The project is being delivered in the London boroughs of Hackney and Greenwich, and Lambeth as part of that borough’s status as a Food Flagship. These boroughs have been chosen because there are significant gaps in the life expectancy of individuals according to how rich or poor they are. These communities also have some of the highest rates of childhood obesity in the country.

The families collect their Rose Vouchers at their local children’s centre. This encourages them to use other health and wellbeing activities that are on offer, such as breastfeeding support, weaning workshops and play groups. There are also cook and taste sessions, to develop skills and confidence around food and cooking.

Utilising existing local resources, the Rose Vouchers project is an asset- based approach that develops local partnerships to provide the range of support needed to help families lead healthier lives.

The outcomes

Evaluation of the project to date has shown an increase in the amount and variety of fruit and vegetables consumed by participating families, both children and adults. It has helped support positive behaviour change, resulting in increased numbers of meals being cooked from scratch and a decrease in the number of ready meals purchased. Families are also spending more on fruit and vegetables as a percentage of their budgets, as well as the following:

Building skills & confidence: Families are improving their diet because of the skills and confidence to cook from scratch which they gain from cook and taste sessions.

Benefits to the local economy: Traders report increased takings, as people spend more money in the market in addition to using their Rose Vouchers.

Health and wellbeing: Families talk about feeling healthier and happier as a result of the project. They sometimes identify specific health benefits.

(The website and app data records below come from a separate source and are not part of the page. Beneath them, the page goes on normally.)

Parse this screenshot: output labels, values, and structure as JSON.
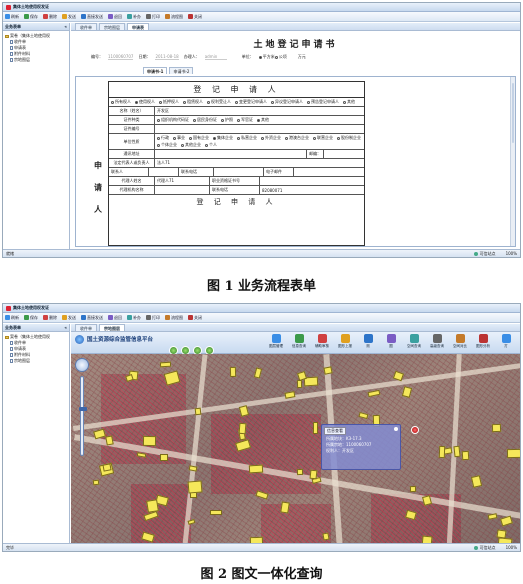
{
  "screen1": {
    "window_title": "集体土地使用权发证",
    "toolbar": [
      "刷新",
      "保存",
      "删除",
      "发送",
      "直接发送",
      "退回",
      "补办",
      "打印",
      "流程图",
      "关闭"
    ],
    "panel_title": "业务表单",
    "tree": [
      {
        "label": "案卷（集体土地使用权",
        "level": 0,
        "icon": "folder"
      },
      {
        "label": "收件单",
        "level": 1,
        "icon": "doc"
      },
      {
        "label": "申请表",
        "level": 1,
        "icon": "doc"
      },
      {
        "label": "附件材料",
        "level": 1,
        "icon": "doc"
      },
      {
        "label": "宗地图层",
        "level": 1,
        "icon": "doc"
      }
    ],
    "tabs": [
      "收件单",
      "宗地图层",
      "申请表"
    ],
    "active_tab": 2,
    "form": {
      "title": "土地登记申请书",
      "number_label": "编号：",
      "number_value": "1100060707",
      "date_label": "日期：",
      "date_value": "2011-08-18",
      "handler_label": "办理人：",
      "handler_value": "admin",
      "unit_label": "单位：",
      "unit_options": [
        {
          "label": "平方米",
          "on": true
        },
        {
          "label": "公顷",
          "on": false
        }
      ],
      "unit_extra": "万元",
      "subtabs": [
        "申请书-1",
        "申请书-2"
      ],
      "sheet_title": "登 记 申 请 人",
      "side_chars": [
        "申",
        "请",
        "人"
      ],
      "type_row": [
        {
          "label": "所有权人",
          "on": false
        },
        {
          "label": "使用权人",
          "on": true
        },
        {
          "label": "抵押权人",
          "on": false
        },
        {
          "label": "租赁权人",
          "on": false
        },
        {
          "label": "权利受让人",
          "on": false
        },
        {
          "label": "变更登记申请人",
          "on": false
        },
        {
          "label": "异议登记申请人",
          "on": false
        },
        {
          "label": "预告登记申请人",
          "on": false
        },
        {
          "label": "其他",
          "on": false
        }
      ],
      "name_label": "名称（姓名）",
      "name_value": "开发区",
      "id_type_label": "证件种类",
      "id_types": [
        {
          "label": "组织机构代码证",
          "on": false
        },
        {
          "label": "居民身份证",
          "on": false
        },
        {
          "label": "护照",
          "on": false
        },
        {
          "label": "军官证",
          "on": false
        },
        {
          "label": "其他",
          "on": true
        }
      ],
      "id_no_label": "证件编号",
      "unit_nature_label": "单位性质",
      "unit_natures": [
        {
          "label": "行政",
          "on": false
        },
        {
          "label": "事业",
          "on": false
        },
        {
          "label": "国有企业",
          "on": false
        },
        {
          "label": "集体企业",
          "on": true
        },
        {
          "label": "私营企业",
          "on": false
        },
        {
          "label": "外资企业",
          "on": false
        },
        {
          "label": "港澳台企业",
          "on": false
        },
        {
          "label": "联营企业",
          "on": false
        },
        {
          "label": "股份制企业",
          "on": false
        },
        {
          "label": "个体企业",
          "on": false
        },
        {
          "label": "其他企业",
          "on": false
        },
        {
          "label": "个人",
          "on": false
        }
      ],
      "address_label": "通讯地址",
      "postcode_label": "邮编：",
      "legal_label": "法定代表人或负责人",
      "legal_value": "法人71",
      "contact_label": "联系人",
      "contact_phone_label": "联系电话",
      "email_label": "电子邮件",
      "agent_label": "代理人姓名",
      "agent_value": "代理人71",
      "agent_cert_label": "职业资格证书号",
      "agency_label": "代理机构名称",
      "agency_phone_label": "联系电话",
      "agency_phone_value": "82080071",
      "bottom_title": "登 记 申 请 人"
    },
    "status": {
      "left": "就绪",
      "zone": "可信站点",
      "zoom": "100%"
    },
    "caption": "图 1 业务流程表单"
  },
  "screen2": {
    "window_title": "集体土地使用权发证",
    "toolbar": [
      "刷新",
      "保存",
      "删除",
      "发送",
      "直接发送",
      "退回",
      "补办",
      "打印",
      "流程图",
      "关闭"
    ],
    "panel_title": "业务表单",
    "tree": [
      {
        "label": "案卷（集体土地使用权",
        "level": 0,
        "icon": "folder"
      },
      {
        "label": "收件单",
        "level": 1,
        "icon": "doc"
      },
      {
        "label": "申请表",
        "level": 1,
        "icon": "doc"
      },
      {
        "label": "附件材料",
        "level": 1,
        "icon": "doc"
      },
      {
        "label": "宗地图层",
        "level": 1,
        "icon": "doc"
      }
    ],
    "tabs": [
      "收件单",
      "宗地图层"
    ],
    "active_tab": 1,
    "map_title": "国土资源综合监管信息平台",
    "map_tools": [
      "图层管理",
      "信息查询",
      "辅助审核",
      "图形上报",
      "测",
      "图",
      "空间查询",
      "高级查询",
      "空间对比",
      "图形分析",
      "打"
    ],
    "popup": {
      "title": "信息查看",
      "lines": [
        "所属地块：K3-17.3",
        "所属宗地：1100060707",
        "权利人：开发区"
      ]
    },
    "status": {
      "left": "完毕",
      "zone": "可信站点",
      "zoom": "100%"
    },
    "caption": "图 2 图文一体化查询"
  },
  "colors": {
    "accent": "#1b3f7a",
    "parcel": "#f5e85a",
    "alert": "#c82846"
  }
}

Food Poverty: Participants say the extra spending power makes them feel more relaxed about allowing free access to food at home and more confident about experimenting with new foods.

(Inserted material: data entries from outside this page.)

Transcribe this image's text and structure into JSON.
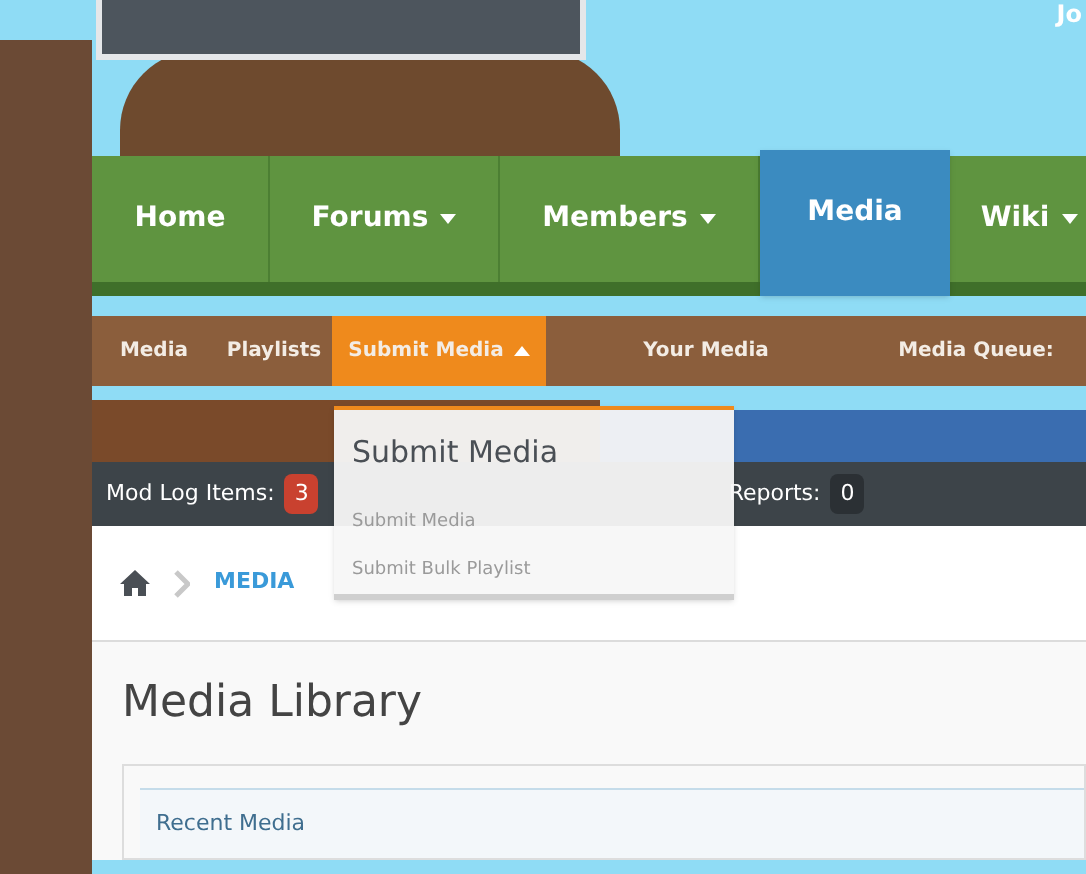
{
  "header": {
    "user_text": "Jo"
  },
  "nav": [
    {
      "label": "Home",
      "dropdown": false,
      "selected": false
    },
    {
      "label": "Forums",
      "dropdown": true,
      "selected": false
    },
    {
      "label": "Members",
      "dropdown": true,
      "selected": false
    },
    {
      "label": "Media",
      "dropdown": false,
      "selected": true
    },
    {
      "label": "Wiki",
      "dropdown": true,
      "selected": false
    }
  ],
  "subnav": [
    {
      "label": "Media",
      "selected": false,
      "dropdown": false
    },
    {
      "label": "Playlists",
      "selected": false,
      "dropdown": false
    },
    {
      "label": "Submit Media",
      "selected": true,
      "dropdown": true
    },
    {
      "label": "Your Media",
      "selected": false,
      "dropdown": false
    },
    {
      "label": "Media Queue:",
      "selected": false,
      "dropdown": false
    }
  ],
  "dropdown": {
    "title": "Submit Media",
    "items": [
      "Submit Media",
      "Submit Bulk Playlist"
    ]
  },
  "mod_bar": [
    {
      "label": "Mod Log Items:",
      "count": "3",
      "alert": true
    },
    {
      "label": "Reports:",
      "count": "0",
      "alert": false
    }
  ],
  "breadcrumb": [
    "MEDIA"
  ],
  "page_title": "Media Library",
  "tabs": [
    {
      "label": "Recent Media"
    }
  ]
}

The Children’s Centres:  The Rose Voucher project has increased the number of vulnerable families receiving Healthy Start and changed the perception of the support offered by Children’s Centres.

“The Rose Voucher project is one of the best things that’s happened at this Children’s Centre”

Family Engagement Worker

How to get involved

The Rose Vouchers project is a proven way to support an increase in fruit and vegetable consumption by families on low incomes. Its strengths lie in its ability to use existing community assets to deliver an innovative approach to tackling food poverty and promoting healthy eating. Rose Vouchers help children’s centre staff engage some of the most hard to reach families, increase sign-up to the national Healthy Start programme and target services to those who need it most. It also supports the vibrancy of local markets and food access initiatives contributing to their ongoing viability.

Alexandra Rose Charity wants to expand this project and is keen to hear from potential partners who would like to bring Rose Vouchers to their local community. Alexandra Rose is particularly keen to work with public health bodies, local markets, food access projects and other voluntary and private sector partners to help give families the best possible start in life.

If you think the project could work on your market or you market business, please get in touch with them.

Email: info@alexandrarose.org.uk

Website: AlexandraRose.org.uk

Follow them on Twitter: @AlexRoseCharity

About the charity

The Rose Vouchers for Fruit & Veg is an Alexandra Rose Charity project designed and delivered in partnership with Food Matters.

Alexandra Rose Charity has been supporting vulnerable members of society for over 100 years. In 2012 ARC changed its focus to concentrate its efforts on the issues of food poverty and healthy eating.